Lately, I’ve been watching someone do something he loves. Seeing him work, watching him create– it has been inspiring in some unexpected ways. It’s not that I’m now driven to try to do what he is doing, but rather I’m now trying to figure out ways to do what I do better.  Even in complicated creative situations, I’m now trying to find the positive moments and enjoy the little victories along the way.

What inspires you to keep going? What inspires you to be creative, or productive, or exploratory? Is it something within you, or do you look to external factors for your spark?

4 comments on “What Inspires You?”

  1. Kas Thomas Reply

    On a good day, it’s like the words write themselves. The characters tell me what to write. Their situations dictate their responses (whether verbal or non-).

    On a bad day, when I’m blocked, I turn to favorite books and movies (sometimes songs) that I *know* will elicit a gut response. I’ll read a few pages of Flowers for Algernon. Reenact, in my head, a scene from The English Patient (or a dozen other films that “do it for me”).

    On good days I purposely set aside “easy bits” that I know I can write, without trouble, even on a bad day. I’ll store these up, keep ’em ready, for the slow days. When a slow day comes, I dig through the bag of bits and work on one.

    Otherwise I’ll go back and take more notes on characters, situations, snippets of dialog, visuals. I have a random-notes file open in Wordpad, always, just for jotting ideas down. I’ll work on the never-finished outline for whatever I’m doing. Maybe summarize what I’m doing in a series of one-liners. If it’s a book, one one-liner per chapter. Screenplay? A one-liner per scene. Kind of like writing a 25-word tagline for the chapter or scene instead of for the whole project. Underneath each one-line summary, I list random thoughts/notes/snippets.

    Or I’ll engage in creative procrastination.
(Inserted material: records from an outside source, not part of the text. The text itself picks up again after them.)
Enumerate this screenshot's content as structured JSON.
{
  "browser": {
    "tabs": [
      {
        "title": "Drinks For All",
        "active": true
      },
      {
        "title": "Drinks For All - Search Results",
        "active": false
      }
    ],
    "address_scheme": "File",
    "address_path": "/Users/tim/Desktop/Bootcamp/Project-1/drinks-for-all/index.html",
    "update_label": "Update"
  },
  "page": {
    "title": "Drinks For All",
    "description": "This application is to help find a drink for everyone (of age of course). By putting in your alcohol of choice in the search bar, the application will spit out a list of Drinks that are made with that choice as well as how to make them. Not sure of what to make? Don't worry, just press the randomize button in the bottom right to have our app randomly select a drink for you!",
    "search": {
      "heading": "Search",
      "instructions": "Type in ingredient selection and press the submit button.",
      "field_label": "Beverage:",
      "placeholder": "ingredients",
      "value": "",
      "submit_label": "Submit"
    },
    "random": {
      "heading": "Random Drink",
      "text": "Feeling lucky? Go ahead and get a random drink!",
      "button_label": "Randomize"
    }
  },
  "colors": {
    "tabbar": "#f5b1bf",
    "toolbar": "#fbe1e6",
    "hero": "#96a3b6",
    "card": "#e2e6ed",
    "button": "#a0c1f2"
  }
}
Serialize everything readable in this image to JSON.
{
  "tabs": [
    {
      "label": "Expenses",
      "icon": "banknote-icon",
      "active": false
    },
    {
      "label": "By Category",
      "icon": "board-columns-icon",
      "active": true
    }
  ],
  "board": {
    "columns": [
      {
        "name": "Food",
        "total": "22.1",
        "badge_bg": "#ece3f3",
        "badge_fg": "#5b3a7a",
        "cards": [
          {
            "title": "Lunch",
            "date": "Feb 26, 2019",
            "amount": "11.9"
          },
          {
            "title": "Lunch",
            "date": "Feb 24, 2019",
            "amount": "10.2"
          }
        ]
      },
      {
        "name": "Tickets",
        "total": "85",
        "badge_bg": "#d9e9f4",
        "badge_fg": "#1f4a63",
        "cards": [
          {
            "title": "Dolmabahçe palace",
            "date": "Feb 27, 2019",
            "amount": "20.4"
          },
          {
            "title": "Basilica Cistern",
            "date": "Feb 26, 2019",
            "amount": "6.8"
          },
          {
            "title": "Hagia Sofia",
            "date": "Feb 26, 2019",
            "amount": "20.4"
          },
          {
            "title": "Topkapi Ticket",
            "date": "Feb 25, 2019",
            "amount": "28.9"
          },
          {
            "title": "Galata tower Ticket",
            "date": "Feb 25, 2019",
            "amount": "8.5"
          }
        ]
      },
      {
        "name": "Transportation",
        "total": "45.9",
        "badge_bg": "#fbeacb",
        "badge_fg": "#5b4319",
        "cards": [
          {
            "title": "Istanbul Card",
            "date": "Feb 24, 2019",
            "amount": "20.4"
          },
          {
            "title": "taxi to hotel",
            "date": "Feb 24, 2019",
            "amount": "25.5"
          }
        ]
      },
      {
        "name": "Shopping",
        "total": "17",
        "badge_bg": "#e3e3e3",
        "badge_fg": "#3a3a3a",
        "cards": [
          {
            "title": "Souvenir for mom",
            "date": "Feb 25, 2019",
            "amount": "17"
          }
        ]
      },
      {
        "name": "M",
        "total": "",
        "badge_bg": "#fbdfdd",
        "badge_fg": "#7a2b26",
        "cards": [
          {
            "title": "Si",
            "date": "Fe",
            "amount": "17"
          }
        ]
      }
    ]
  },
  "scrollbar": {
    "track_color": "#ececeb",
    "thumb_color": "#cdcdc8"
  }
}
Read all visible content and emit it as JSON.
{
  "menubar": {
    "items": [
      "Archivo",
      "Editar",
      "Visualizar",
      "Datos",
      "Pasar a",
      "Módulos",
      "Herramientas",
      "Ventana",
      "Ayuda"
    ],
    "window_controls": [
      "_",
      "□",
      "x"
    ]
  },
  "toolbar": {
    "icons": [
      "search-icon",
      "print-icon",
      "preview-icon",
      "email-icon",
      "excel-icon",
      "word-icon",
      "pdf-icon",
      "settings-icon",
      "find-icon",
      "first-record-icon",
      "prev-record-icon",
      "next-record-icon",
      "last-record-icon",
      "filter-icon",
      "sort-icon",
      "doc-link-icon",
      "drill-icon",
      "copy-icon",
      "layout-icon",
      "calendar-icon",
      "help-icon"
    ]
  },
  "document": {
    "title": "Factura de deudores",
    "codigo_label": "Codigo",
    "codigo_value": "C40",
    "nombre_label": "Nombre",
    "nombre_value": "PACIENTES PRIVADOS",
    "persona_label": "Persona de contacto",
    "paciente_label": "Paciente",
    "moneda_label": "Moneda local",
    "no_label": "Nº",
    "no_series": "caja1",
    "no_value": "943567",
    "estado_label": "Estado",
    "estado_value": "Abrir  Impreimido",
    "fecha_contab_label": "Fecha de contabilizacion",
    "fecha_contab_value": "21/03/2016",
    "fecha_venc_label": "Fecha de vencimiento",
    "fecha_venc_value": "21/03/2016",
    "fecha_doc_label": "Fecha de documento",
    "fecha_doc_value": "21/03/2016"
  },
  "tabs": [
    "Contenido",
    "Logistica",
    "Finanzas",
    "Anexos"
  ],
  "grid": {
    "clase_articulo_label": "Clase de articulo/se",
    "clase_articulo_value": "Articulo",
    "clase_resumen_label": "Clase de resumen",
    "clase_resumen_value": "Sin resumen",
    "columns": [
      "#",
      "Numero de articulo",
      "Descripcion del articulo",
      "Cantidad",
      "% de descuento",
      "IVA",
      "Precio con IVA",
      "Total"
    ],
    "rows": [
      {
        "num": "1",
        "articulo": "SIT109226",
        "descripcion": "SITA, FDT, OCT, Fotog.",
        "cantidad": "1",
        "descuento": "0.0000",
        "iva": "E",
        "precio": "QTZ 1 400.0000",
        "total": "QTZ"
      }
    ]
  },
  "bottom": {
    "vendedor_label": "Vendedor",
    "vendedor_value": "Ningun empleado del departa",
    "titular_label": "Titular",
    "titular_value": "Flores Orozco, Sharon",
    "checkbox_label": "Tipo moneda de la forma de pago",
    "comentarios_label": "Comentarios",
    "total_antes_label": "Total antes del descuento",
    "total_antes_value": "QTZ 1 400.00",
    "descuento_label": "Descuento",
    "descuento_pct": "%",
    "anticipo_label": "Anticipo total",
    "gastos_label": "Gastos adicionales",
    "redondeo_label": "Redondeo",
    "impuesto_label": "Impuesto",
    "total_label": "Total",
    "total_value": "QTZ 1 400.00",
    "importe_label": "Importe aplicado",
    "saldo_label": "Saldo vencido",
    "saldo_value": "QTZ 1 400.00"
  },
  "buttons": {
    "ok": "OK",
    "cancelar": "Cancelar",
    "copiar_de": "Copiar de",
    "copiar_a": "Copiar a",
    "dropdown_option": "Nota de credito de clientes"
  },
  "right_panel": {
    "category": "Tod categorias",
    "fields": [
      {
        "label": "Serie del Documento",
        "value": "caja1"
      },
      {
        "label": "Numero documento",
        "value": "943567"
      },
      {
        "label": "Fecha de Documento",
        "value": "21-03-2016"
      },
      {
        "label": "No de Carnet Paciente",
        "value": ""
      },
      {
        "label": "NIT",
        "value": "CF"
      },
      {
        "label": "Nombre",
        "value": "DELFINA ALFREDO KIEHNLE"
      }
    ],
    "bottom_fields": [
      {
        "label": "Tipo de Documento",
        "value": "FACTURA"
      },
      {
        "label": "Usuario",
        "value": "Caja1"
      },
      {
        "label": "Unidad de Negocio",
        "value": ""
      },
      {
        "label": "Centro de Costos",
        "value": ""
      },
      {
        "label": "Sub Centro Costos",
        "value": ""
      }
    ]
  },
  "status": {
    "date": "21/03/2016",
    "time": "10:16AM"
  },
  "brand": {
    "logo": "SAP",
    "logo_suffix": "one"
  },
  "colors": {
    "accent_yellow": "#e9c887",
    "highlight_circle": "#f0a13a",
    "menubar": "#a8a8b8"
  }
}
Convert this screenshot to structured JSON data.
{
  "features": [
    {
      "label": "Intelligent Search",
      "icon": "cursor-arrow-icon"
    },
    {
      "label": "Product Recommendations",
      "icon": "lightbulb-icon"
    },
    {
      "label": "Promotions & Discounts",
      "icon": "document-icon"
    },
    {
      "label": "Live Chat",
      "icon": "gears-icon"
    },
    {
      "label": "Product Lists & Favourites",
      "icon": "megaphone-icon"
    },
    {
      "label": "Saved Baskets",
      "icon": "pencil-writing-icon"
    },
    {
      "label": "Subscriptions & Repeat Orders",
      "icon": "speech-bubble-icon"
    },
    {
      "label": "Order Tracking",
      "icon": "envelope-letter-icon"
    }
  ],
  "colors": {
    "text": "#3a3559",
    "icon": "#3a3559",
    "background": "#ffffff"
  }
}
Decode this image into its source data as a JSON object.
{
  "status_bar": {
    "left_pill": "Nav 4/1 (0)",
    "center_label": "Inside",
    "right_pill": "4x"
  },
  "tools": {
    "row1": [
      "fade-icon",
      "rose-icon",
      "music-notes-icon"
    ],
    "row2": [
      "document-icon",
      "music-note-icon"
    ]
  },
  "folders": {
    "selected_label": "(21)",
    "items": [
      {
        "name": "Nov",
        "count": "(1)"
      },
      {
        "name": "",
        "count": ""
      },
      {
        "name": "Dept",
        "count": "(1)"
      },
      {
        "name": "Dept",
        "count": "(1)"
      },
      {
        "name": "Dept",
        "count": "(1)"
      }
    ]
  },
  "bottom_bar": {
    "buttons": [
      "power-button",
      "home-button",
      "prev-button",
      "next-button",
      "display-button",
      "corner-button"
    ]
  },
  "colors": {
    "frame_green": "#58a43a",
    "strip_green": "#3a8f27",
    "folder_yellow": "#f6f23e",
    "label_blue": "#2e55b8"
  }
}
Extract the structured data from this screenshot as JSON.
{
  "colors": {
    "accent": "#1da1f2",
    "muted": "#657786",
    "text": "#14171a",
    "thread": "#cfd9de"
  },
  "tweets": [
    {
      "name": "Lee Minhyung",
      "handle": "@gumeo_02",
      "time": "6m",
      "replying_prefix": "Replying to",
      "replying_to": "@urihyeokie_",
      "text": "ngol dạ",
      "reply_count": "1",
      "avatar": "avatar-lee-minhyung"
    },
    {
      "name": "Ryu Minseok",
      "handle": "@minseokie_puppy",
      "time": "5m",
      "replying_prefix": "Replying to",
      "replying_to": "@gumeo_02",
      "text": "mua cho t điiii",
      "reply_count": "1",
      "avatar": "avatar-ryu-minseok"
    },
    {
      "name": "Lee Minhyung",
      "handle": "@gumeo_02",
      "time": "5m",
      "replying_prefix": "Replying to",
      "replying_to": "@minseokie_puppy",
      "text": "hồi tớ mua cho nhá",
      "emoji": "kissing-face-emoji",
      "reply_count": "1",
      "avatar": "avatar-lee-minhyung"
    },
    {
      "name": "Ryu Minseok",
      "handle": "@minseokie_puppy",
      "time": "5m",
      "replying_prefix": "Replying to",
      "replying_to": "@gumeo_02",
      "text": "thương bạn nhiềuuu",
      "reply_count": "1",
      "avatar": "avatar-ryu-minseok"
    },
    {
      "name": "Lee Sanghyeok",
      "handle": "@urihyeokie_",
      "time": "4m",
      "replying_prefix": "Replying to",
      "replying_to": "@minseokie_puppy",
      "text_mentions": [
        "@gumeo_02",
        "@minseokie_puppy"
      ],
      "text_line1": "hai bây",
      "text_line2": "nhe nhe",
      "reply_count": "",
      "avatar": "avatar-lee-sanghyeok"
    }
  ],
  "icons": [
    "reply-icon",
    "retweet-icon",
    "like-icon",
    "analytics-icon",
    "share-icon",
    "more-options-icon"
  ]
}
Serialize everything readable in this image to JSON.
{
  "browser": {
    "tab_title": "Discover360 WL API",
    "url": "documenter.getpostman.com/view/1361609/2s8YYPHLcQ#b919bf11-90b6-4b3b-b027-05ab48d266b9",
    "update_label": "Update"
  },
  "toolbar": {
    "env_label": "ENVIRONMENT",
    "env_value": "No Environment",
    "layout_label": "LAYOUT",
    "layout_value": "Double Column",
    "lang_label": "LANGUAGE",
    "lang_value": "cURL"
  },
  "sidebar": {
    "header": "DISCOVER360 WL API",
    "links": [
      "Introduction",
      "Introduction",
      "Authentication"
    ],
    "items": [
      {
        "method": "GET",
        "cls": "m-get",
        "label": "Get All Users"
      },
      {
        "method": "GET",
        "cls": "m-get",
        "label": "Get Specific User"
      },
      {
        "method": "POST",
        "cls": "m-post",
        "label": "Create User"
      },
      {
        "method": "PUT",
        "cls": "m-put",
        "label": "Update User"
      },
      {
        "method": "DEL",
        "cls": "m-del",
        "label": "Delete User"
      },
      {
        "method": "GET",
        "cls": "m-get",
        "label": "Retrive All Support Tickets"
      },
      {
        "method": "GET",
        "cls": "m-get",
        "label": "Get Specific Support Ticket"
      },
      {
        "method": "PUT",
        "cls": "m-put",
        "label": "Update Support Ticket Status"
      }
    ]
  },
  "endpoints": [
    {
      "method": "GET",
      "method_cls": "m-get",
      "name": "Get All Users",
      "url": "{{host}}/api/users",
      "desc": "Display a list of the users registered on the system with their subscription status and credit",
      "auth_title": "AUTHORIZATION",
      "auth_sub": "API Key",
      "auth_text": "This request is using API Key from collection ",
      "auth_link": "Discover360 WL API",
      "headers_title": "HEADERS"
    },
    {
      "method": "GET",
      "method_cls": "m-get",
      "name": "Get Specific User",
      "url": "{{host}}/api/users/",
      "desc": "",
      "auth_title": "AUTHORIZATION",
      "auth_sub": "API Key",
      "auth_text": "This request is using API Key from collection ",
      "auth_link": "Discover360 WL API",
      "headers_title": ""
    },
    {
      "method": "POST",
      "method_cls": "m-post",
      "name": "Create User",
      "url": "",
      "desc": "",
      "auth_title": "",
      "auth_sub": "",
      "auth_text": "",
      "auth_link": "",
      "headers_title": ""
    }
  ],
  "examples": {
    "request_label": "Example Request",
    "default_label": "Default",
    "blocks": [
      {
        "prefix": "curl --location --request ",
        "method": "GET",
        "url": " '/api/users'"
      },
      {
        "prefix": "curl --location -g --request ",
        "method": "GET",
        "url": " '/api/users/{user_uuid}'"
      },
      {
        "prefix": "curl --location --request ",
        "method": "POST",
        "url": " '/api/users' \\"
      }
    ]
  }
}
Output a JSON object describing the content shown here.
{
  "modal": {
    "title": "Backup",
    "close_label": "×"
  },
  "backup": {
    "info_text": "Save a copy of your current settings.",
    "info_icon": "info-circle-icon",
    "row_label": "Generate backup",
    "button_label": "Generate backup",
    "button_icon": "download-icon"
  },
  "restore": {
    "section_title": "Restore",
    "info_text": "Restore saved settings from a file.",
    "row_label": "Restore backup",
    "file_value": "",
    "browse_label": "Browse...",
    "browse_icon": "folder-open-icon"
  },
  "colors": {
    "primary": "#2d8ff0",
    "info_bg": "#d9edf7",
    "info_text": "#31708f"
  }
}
My fave technique at the moment is bouncing ideas off my best friend via a salvo of annoying e-mails.

    My experience has been that if you accumulate enough random thoughts (written down), eventually they are no longer random; they just were when you wrote them down. Ultimately they either get used or show you why something won’t work, or carry you to the next level somehow. Nothing’s really wasted.

    • KateDating Reply

      These are terrific ideas. Thank you for sharing them! I need to get in the practice of taking notes and writing down snippets of ideas even if it isn’t automatically apparent how they will be used. I have a bad habit of discarding ideas that don’t seem to have meaning/use right away.

  2. Kas Thomas Reply

    On a good day, it’s like the words write themselves. The characters tell me what to write. Their situations dictate their responses (whether verbal or non-).

    On a bad day, when I’m blocked, I turn to favorite books and movies (sometimes songs) that I *know* will elicit a gut response. I’ll read a few pages of Flowers for Algernon. Reenact, in my head, a scene from The English Patient (or a dozen other films that “do it for me”).

    On good days I purposely set aside “easy bits” that I know I can write, without trouble, even on a bad day. I’ll store these up, keep ’em ready, for the slow days. When a slow day comes, I dig through the bag of bits and work on one.

    Otherwise I’ll go back and take more notes on characters, situations, snippets of dialog, visuals. I have a random-notes file open in Wordpad, always, just for jotting ideas down. I’ll work on the never-finished outline for whatever I’m doing. Maybe summarize what I’m doing in a series of one-liners. If it’s a book, one one-liner per chapter. Screenplay? A one-liner per scene. Kind of like writing a 25-word tagline for the chapter or scene instead of for the whole project. Underneath each one-line summary, I list random thoughts/notes/snippets.

    Or I’ll engage in creative procrastination. My fave technique at the moment is bouncing ideas off my best friend via a salvo of annoying e-mails.

    My experience has been that if you accumulate enough random thoughts (written down), eventually they are no longer random; they just were when you wrote them down. Ultimately they either get used or show you why something won’t work, or carry you to the next level somehow. Nothing’s really wasted.

    • KateDating Reply

      These are terrific ideas. Thank you for sharing them! I need to get in the practice of taking notes and writing down snippets of ideas even if it isn’t automatically apparent how they will be used. I have a bad habit of discarding ideas that don’t seem to have meaning/use right away.

Leave a Reply

Your email address will not be published. Required fields are marked *